Your task - Only the count is expected: the number of lines below that contain "reduction".

Available records -
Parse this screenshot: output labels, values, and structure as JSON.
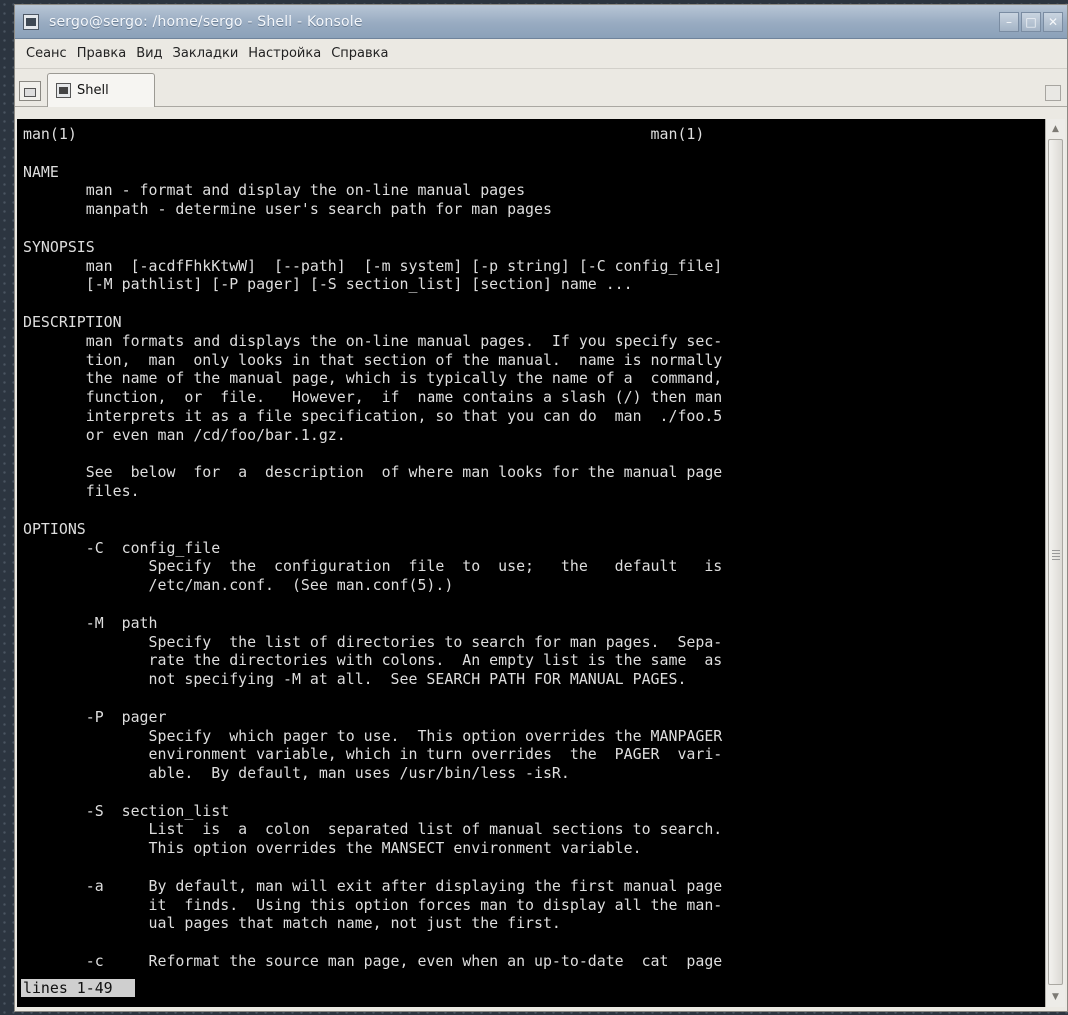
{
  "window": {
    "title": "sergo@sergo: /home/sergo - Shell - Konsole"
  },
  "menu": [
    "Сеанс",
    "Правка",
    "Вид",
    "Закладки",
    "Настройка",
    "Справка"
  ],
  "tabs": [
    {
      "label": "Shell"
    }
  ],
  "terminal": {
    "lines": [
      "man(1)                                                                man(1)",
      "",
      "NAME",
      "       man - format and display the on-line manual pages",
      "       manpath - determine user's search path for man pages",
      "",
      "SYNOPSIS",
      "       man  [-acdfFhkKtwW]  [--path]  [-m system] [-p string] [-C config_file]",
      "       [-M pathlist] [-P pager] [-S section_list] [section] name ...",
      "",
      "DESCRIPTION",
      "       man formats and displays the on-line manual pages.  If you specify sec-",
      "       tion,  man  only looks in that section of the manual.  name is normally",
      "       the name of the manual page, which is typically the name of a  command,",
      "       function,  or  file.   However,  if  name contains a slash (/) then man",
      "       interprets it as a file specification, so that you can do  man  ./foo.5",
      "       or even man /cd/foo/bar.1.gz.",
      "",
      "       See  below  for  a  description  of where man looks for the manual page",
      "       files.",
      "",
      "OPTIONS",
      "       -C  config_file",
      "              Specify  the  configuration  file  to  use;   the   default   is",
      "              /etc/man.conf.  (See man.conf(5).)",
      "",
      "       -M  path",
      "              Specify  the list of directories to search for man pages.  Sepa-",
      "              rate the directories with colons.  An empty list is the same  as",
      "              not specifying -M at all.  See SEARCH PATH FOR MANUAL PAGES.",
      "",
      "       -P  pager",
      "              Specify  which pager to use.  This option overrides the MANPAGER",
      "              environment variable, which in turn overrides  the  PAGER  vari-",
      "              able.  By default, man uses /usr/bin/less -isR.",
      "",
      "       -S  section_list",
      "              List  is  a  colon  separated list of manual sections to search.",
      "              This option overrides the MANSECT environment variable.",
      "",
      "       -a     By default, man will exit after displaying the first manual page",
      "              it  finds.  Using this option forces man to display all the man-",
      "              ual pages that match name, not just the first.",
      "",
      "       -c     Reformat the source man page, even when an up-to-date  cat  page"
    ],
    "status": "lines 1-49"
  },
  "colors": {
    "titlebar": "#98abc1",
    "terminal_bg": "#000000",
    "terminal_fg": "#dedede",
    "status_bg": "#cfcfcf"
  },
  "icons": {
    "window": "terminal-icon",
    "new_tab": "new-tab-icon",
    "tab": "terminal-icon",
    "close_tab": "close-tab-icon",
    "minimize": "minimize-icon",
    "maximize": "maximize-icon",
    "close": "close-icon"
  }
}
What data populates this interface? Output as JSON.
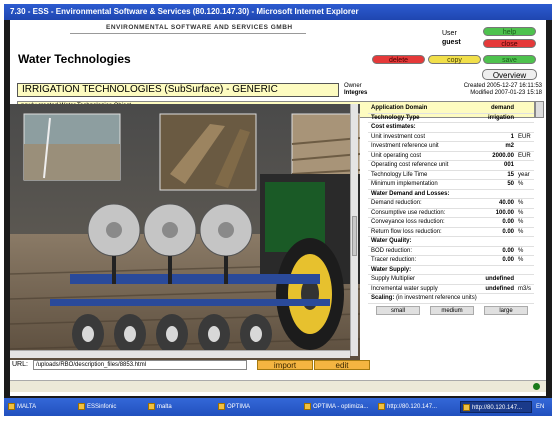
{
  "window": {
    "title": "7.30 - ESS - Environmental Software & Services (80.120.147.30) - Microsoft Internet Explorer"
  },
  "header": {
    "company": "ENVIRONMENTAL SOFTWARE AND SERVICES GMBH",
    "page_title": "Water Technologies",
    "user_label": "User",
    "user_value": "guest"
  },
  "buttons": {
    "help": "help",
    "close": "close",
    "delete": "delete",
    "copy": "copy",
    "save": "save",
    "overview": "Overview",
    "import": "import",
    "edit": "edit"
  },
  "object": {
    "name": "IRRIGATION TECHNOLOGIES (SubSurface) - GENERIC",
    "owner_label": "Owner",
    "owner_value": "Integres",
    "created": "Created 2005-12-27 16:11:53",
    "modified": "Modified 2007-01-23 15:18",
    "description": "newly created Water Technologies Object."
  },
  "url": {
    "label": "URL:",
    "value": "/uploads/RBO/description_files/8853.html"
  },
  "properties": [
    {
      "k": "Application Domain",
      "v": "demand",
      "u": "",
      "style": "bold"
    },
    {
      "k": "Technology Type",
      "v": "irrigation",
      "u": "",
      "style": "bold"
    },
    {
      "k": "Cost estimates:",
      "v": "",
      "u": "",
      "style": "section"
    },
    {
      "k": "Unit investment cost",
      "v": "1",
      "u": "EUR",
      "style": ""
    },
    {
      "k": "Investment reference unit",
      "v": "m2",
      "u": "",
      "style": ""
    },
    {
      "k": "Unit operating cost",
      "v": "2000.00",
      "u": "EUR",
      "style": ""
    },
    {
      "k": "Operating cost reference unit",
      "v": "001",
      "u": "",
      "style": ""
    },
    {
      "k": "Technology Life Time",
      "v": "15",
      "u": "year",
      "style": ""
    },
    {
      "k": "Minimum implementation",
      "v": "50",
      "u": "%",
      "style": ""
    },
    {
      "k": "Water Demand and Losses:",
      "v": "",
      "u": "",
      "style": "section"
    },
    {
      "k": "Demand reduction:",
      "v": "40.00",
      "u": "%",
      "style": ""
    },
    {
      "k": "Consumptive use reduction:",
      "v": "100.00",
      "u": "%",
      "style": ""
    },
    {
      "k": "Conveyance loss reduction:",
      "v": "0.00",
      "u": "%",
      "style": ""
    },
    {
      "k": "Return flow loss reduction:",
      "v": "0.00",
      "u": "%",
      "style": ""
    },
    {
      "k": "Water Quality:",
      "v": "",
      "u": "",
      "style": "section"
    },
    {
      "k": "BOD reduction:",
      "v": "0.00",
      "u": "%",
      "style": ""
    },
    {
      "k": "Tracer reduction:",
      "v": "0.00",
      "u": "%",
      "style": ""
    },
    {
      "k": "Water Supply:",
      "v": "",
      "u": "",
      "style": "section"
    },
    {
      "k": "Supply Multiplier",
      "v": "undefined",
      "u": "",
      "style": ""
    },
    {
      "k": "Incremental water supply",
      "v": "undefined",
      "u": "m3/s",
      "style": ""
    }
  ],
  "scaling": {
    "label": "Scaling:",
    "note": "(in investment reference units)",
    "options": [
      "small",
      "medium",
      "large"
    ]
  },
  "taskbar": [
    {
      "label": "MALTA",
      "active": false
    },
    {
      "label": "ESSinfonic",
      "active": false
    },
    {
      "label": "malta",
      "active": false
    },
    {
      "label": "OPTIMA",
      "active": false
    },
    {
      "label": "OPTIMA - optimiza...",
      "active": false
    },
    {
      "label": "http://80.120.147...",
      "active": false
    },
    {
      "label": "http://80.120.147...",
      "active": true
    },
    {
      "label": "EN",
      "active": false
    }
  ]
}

Reply - 6